Delegate Luiz Simmons (D-Rockville) and Senator Brian Frosh (D-Bethesda) were unable to agree yesterday on a possible amendment to enable House Bill 363 to reach the Senate floor. The bill, sponsored by Simmons, would create a new crime of negligent homicide by vehicle for drivers who kill someone as a result of extreme negligence.
Senator Frosh has repeatedly told the news media that he is ambivalent about sending drivers to jail when death results from extreme negligence. But he is strongly opposed to creating criminal sanctions against drivers who kill someone as a result of socially acceptable forms of distracted driving, such as attending to a child in the back seat of a car. He has stated that his Committee must "thread the needle" by amending H.B 363 to ensure that acceptable forms of distracted driving are not punished.

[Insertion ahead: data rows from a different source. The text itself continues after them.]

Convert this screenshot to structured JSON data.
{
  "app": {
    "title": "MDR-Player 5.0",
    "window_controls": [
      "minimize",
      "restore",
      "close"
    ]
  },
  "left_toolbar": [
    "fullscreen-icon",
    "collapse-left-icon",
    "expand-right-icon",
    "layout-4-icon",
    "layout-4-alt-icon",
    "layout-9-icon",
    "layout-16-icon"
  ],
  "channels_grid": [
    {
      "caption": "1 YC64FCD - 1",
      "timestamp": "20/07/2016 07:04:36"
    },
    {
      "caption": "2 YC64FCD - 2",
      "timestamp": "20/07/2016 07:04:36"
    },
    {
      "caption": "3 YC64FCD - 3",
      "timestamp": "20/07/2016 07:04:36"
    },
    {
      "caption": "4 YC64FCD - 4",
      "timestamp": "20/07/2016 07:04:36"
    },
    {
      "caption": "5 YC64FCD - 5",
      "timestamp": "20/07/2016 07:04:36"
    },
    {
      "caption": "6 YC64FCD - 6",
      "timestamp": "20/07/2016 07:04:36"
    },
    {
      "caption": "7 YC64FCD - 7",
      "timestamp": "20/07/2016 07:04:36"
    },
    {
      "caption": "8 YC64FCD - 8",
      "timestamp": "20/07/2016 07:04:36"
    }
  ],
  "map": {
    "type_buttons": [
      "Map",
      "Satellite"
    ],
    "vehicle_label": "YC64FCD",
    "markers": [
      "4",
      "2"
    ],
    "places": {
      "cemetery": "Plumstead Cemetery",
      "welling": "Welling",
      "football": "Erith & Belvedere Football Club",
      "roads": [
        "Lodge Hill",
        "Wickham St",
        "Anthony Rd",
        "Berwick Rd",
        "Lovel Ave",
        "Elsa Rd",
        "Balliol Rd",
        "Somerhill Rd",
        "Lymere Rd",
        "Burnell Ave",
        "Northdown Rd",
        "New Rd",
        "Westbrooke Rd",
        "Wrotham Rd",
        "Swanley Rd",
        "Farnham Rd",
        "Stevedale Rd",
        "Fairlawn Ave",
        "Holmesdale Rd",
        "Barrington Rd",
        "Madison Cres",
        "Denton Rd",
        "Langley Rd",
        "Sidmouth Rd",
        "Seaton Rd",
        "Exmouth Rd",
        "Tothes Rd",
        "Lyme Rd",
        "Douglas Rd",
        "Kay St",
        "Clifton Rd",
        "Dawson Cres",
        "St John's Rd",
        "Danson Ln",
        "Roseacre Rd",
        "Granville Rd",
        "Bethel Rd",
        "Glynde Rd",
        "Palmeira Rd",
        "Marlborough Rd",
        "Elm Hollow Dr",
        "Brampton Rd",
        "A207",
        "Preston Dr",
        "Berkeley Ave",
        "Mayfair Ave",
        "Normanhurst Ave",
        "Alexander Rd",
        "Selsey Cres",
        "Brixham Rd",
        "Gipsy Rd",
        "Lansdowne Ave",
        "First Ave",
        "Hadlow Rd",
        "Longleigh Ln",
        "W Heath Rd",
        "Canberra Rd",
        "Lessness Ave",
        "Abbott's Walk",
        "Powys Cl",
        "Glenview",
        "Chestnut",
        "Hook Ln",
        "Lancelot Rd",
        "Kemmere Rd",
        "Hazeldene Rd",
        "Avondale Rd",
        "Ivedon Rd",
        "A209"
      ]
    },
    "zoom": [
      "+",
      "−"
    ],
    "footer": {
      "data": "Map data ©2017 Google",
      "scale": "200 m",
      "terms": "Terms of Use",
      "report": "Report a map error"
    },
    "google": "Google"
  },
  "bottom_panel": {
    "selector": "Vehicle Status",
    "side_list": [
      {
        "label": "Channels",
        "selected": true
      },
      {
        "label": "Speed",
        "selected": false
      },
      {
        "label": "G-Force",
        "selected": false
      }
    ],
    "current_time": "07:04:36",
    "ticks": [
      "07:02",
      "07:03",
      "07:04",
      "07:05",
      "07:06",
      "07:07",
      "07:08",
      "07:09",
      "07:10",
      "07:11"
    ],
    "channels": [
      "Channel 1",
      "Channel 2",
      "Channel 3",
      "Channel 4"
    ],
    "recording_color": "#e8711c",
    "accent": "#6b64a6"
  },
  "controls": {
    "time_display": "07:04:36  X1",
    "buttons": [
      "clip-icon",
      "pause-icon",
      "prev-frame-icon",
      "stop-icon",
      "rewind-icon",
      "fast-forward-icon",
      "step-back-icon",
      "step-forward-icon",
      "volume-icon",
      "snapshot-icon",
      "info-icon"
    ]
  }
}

A source close to Delegate Simmons thought that Frosh and Simmons had reached an oral agreement Wednesday to amend the bill to more closely track the language of the Model Penal Code, shortly after a hearing on the bill. Simmons drafted statutory text, provided it to the Attorney General for review, and then submitted it to Senator Frosh. But the Senator rejected the language, according to the source, without providing any indication of changes necessary to win his support. An email to Senator Frosh's office went unanswered.
The General Assembly adjourns this Monday, April 11.

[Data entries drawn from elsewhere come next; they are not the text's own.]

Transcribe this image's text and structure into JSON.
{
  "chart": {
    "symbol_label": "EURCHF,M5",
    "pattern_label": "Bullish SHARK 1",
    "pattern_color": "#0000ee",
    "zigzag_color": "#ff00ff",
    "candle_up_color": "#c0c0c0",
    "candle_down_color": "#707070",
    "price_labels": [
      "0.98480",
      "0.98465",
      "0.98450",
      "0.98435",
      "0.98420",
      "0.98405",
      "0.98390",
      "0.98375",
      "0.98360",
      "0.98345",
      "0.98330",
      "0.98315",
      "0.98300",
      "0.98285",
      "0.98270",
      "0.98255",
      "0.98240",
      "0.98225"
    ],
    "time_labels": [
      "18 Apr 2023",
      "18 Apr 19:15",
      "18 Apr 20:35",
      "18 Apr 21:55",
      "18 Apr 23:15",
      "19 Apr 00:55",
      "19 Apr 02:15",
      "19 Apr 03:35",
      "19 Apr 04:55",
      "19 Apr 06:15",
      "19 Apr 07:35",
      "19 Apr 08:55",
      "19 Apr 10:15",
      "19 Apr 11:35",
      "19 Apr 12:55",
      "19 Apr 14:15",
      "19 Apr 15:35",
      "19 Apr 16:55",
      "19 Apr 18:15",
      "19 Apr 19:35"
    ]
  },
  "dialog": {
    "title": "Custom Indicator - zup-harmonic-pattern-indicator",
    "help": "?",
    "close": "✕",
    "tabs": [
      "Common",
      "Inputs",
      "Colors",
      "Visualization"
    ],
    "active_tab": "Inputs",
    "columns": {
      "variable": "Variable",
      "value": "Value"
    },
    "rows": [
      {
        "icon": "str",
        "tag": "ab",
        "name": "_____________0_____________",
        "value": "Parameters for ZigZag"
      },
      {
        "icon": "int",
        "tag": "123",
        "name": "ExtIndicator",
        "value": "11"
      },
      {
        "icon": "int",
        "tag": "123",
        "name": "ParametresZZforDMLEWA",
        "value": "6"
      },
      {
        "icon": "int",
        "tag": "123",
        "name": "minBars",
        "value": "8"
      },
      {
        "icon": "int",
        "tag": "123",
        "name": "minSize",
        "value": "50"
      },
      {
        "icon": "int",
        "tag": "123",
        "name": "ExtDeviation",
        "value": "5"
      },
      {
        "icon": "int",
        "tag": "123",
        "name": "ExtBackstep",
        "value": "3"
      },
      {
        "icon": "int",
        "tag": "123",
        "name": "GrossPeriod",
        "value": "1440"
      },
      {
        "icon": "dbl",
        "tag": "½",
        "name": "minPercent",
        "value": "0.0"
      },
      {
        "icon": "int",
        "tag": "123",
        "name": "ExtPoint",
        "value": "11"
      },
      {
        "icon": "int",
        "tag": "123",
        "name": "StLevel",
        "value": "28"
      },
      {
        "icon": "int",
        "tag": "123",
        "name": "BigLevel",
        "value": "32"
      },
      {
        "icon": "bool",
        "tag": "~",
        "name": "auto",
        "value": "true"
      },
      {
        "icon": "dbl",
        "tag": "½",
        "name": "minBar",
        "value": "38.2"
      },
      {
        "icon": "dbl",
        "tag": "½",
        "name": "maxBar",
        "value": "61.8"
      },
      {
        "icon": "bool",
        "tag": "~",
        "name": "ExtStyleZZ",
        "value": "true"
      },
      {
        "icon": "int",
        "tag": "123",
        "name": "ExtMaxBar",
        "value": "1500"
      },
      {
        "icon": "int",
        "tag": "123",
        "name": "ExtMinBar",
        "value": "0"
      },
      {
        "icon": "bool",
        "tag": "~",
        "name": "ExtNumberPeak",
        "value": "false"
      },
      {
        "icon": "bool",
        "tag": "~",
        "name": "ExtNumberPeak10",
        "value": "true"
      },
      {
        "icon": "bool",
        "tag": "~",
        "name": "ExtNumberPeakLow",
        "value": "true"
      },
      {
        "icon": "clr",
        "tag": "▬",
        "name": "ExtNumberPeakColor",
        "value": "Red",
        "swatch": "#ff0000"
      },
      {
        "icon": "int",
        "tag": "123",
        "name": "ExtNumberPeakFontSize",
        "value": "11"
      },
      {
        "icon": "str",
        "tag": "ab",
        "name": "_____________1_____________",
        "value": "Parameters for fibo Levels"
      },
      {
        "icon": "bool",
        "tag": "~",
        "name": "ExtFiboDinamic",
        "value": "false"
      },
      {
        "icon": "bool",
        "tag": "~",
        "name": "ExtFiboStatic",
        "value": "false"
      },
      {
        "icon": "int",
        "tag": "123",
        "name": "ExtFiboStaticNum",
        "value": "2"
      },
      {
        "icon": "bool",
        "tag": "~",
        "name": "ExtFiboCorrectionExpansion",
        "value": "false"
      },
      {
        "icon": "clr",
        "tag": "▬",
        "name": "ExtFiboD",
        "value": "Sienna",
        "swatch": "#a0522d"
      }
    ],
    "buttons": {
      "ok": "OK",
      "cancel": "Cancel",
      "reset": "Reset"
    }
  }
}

Disclaimer: The opinions expressed herein are solely those of Jim Titus, and do not necessarily represent the official view of the Washington Area Bicyclists Association